Koan study is central to the work being carried out at John Tarrant’s Pacific Zen Institute, but when David Weinstein, a supervising teacher at the Institute, first encountered koans, he resisted them.
His Buddhist practice began in Nepal, where – while taking a break from teaching English abroad – he visited the Kopan Monastery outside of Kathmandu for a meditation “course.” “I was surprised that the course was actually a meditation retreat. Where I thought I was going to hear lectures about meditation in a kind of academic way, it was wake up at four in the morning and start meditating and continue meditating until late at night.”
The routine included full-length prostrations. “I didn’t want to do them, but no one said I had to. Just pay attention to what was going on in my experience sitting there not doing them. Eventually one of the Lamas said, ‘Try it out as an experiment. See what happens.’ And I found that it was yet another upaya, another skillful-means, that helped me to just be with my mind. Offering incense, lighting candles, having an altar, all of that arranging of the contingencies of reinforcement around me made lots of sense. I’d been educated as a Skinnerian Behaviorist, and meditation just seemed like, ‘Oh, this is how we take control of the contingencies around us that are impinging on our mind and basically creating unskillful mind habits. And we can change those habits just like we change the behavior of animals running through a maze.’ I asked one of the Lamas if he knew what brainwashing was. And he said, ‘Oh, yes. I read, you know.’ And I said, ‘Well, I feel like I’m brainwashing myself.’ And he said, ‘Very good. Carry on.’”
He stayed at the monastery for three months. “And I loved it. I felt I gained some tools that I could use in life in a very real way.”
Eventually his travels brought him to Hawaii.
“I had the address of Robert Aitken’s Koko An Zendo so I thought I’d check it out. It was a residence near the university, and I went to the front door, which seemed like the thing to do. Knocked on the front door. No one answered, but I looked in through the window, and I could see that the living room was set up like a meditation hall. So I figured you just went in. I opened the front door, which was unlocked, and smashed into John Tarrant, who was walking down the stairs at the time not expecting the door to open, because no one ever opened that door. You went in through the kitchen. That’s how I met John Tarrant.”
David spent three years at Koko An although he didn’t feel he connected very well with Aitken. Then he had an opportunity to go to Japan and study with Aitken’s teacher, Yamada Koun Roshi.

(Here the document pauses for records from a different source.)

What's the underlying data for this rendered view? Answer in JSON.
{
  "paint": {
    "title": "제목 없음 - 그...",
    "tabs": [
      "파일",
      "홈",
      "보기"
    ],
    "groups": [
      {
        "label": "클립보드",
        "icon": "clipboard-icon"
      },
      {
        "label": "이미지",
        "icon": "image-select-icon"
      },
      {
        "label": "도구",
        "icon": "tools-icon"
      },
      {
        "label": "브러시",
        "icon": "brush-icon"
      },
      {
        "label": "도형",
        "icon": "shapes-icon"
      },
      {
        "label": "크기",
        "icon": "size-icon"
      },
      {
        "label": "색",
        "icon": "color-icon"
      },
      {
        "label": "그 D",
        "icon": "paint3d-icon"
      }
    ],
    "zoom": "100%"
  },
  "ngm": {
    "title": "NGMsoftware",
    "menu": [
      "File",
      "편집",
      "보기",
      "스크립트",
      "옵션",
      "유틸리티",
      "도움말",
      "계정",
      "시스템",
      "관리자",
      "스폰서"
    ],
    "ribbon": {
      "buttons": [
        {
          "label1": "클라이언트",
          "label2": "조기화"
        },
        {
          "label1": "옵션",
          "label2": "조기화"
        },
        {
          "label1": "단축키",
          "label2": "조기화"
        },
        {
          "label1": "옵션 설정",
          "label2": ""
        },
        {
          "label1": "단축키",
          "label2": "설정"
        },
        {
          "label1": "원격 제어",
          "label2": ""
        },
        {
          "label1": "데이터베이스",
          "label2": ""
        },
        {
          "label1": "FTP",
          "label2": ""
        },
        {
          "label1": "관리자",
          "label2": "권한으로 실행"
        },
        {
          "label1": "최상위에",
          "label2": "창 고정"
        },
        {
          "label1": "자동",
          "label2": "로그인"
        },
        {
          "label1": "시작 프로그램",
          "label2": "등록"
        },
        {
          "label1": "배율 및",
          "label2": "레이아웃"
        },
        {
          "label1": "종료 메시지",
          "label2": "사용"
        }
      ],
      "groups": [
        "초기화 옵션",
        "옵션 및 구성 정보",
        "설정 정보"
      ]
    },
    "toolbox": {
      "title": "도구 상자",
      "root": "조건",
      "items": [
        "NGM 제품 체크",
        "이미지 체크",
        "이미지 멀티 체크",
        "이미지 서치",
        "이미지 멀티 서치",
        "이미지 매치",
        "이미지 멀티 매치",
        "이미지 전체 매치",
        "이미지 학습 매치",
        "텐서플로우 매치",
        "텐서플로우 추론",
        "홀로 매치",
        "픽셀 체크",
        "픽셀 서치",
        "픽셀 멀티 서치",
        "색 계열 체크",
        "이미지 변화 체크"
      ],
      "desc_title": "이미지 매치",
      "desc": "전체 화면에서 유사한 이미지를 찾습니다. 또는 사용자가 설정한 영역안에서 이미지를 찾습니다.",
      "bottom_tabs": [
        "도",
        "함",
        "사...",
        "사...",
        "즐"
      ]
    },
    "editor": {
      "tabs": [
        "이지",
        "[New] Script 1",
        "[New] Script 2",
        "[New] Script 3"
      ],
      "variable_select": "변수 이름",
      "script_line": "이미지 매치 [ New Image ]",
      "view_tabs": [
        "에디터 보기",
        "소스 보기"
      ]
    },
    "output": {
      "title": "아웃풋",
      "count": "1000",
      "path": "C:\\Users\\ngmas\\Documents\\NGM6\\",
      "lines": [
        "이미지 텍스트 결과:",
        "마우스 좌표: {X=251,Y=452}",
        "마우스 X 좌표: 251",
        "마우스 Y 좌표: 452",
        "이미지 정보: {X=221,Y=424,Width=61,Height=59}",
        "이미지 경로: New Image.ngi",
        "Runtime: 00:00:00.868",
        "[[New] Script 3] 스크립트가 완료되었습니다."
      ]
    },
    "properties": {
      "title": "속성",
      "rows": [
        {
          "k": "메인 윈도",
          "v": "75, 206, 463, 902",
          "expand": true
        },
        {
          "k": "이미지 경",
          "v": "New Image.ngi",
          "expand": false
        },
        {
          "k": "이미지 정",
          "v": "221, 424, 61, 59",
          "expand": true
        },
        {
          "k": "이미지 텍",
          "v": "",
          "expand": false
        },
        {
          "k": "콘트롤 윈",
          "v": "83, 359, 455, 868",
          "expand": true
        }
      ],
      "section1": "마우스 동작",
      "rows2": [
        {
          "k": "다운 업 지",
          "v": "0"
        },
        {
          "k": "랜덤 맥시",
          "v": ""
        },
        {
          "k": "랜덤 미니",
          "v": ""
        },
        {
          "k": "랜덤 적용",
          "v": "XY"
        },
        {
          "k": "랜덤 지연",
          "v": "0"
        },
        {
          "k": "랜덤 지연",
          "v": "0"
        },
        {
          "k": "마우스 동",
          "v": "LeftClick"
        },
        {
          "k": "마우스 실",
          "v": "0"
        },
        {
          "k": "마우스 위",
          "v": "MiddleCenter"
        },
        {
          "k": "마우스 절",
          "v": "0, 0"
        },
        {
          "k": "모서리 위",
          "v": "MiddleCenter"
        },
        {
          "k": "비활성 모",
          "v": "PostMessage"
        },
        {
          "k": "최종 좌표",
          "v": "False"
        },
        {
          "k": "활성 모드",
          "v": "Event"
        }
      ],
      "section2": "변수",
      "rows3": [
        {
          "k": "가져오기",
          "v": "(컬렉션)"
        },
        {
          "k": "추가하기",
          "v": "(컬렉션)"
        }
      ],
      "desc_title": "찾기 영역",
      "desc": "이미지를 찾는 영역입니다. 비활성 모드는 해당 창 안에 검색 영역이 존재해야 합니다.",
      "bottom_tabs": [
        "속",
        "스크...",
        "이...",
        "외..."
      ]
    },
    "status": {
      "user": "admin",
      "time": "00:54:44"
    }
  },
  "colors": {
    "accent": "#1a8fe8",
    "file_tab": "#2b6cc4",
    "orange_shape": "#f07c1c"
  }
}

“I’d met him once in Hawaii when he came to give a talk. A group of us went to dinner together before his talk, went to a Chinese restaurant, and sat around a big round table so we could see each other and talk. The waitress came and took our order, and after she took our order there was a little pause, and she said, ‘To drink?’ And there was a kind of a deafening silence, because normally we would all have had a beer or something even though we were going to meditate. But nobody ordered a beer, and the roshi finally broke the silence and said, ‘Well, aren’t you going to have something to drink?’ One of the members of the group said, ‘Well, Roshi, we’re going to meditate after this; we probably shouldn’t drink, should we?’ And he laughed and said, ‘Our minds are always under the influence of one thing or another. Drink, if you want to.’ And everybody sighed and ordered beer, and the waitress came to him. And he looked up at her and said, ‘Tea.’”
At the time, David was uncomfortable with the idea of koan meditation. “But I loved seated meditation. So I’m in Kamakura with Yamada, and he listened to me tell him that I didn’t do koans that I only did shikan taza. I was prepared for him to tell me to leave because what I was basically saying was, ‘I don’t do the practice you do here.’ And he looked at me, and he said, ‘Shikan taza is a very difficult practice. Not many people attain realization with shikan taza. Maybe the last person to attain realization with shikan taza was . . . mmm . . . Dogen [1200-53 CE]. But, I want you to attain realization with shikan taza. Please practice diligently.’ Then he asked me this silly question; he said, ‘I have this question to ask you. But I don’t want you to think about it. You know, just forget it.’ And he asked me how to stop the sound of the distant temple bell which I thought was weird. I didn’t know it was a koan.
“It’s hard for me to say I took up the koan. It feels more like I dropped it down or swallowed it or something. Because he gave me the question, then he told me not to think about it, and I wasn’t really tempted to think about it. It didn’t make sense to me. I thought it was weird, and I just said, ‘Okay.’ But my practice changed. It became less rigid. And maybe that was something to do with the koan. It certainly seemed to allow me to be open when he asked me about the question, as he did from time to time. I didn’t feel on the spot or anxious about responding. It was like, ‘No, I have nothing to respond.’ He’d say, ‘Oh? Okay.’”
In this gentle manner, David was introduced to koan work.